# About this exercise
Count the lines below holding "groups" and answer with that number only.

Stored items from a collection:

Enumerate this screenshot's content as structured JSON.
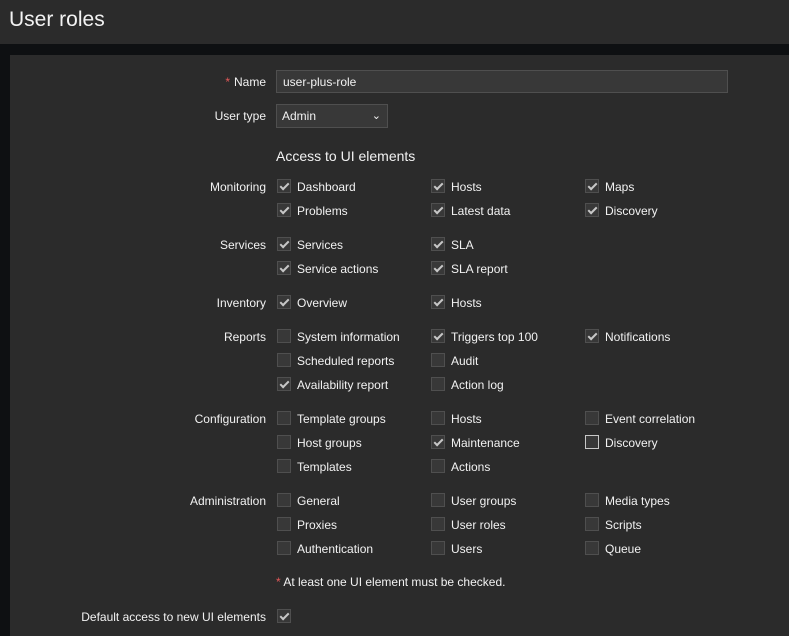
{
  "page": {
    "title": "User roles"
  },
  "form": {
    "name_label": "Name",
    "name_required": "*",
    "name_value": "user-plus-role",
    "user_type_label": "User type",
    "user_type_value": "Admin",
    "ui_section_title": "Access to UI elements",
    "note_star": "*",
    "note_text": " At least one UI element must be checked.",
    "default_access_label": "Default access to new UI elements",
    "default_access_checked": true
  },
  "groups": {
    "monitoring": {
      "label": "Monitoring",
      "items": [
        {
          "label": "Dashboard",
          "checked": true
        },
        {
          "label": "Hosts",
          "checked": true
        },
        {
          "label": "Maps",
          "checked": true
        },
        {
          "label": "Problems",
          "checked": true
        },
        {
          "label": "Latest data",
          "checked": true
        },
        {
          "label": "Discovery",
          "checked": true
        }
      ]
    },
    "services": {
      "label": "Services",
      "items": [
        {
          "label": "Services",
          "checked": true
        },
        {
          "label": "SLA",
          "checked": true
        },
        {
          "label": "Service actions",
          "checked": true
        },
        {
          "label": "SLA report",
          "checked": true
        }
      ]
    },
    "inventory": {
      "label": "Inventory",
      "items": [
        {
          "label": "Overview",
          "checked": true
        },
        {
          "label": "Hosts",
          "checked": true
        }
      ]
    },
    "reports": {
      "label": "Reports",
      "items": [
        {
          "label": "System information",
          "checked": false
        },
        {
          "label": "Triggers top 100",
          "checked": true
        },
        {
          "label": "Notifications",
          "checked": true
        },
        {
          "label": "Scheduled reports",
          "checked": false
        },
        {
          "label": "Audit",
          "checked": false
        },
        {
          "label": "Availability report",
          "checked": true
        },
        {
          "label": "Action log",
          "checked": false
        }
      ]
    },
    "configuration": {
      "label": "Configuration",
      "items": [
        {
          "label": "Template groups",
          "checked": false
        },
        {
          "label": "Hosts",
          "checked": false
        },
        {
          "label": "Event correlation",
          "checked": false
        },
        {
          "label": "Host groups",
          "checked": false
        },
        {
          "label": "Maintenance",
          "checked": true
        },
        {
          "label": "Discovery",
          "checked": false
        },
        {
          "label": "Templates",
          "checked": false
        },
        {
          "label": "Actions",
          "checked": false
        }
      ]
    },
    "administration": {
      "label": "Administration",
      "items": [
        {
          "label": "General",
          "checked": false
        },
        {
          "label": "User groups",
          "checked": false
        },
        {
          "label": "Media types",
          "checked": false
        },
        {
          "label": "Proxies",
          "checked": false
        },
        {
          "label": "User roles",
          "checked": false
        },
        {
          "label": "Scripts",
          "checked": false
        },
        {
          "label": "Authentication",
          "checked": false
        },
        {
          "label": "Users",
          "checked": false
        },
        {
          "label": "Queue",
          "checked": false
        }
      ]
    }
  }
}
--
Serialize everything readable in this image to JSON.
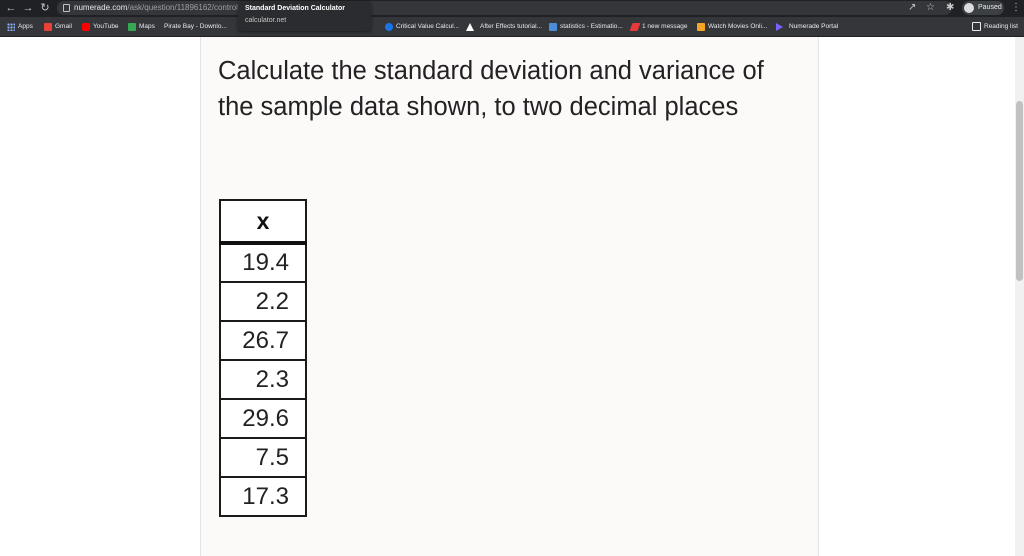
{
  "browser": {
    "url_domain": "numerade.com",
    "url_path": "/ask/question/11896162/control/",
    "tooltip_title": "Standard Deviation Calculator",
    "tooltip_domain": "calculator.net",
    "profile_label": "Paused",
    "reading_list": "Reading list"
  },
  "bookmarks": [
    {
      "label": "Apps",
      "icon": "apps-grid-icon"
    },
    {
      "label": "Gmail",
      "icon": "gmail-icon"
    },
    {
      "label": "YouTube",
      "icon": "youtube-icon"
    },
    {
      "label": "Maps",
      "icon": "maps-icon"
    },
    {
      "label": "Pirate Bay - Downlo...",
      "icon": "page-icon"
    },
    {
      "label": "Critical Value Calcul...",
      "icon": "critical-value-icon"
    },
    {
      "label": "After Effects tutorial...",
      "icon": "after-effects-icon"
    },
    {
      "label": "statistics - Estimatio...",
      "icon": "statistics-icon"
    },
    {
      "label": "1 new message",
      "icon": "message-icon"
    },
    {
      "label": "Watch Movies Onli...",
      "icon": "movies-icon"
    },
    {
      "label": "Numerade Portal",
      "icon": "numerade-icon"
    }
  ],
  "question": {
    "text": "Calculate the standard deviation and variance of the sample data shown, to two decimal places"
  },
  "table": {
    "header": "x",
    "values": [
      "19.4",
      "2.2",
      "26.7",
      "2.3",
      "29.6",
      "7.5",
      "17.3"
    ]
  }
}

# Finished exercise
4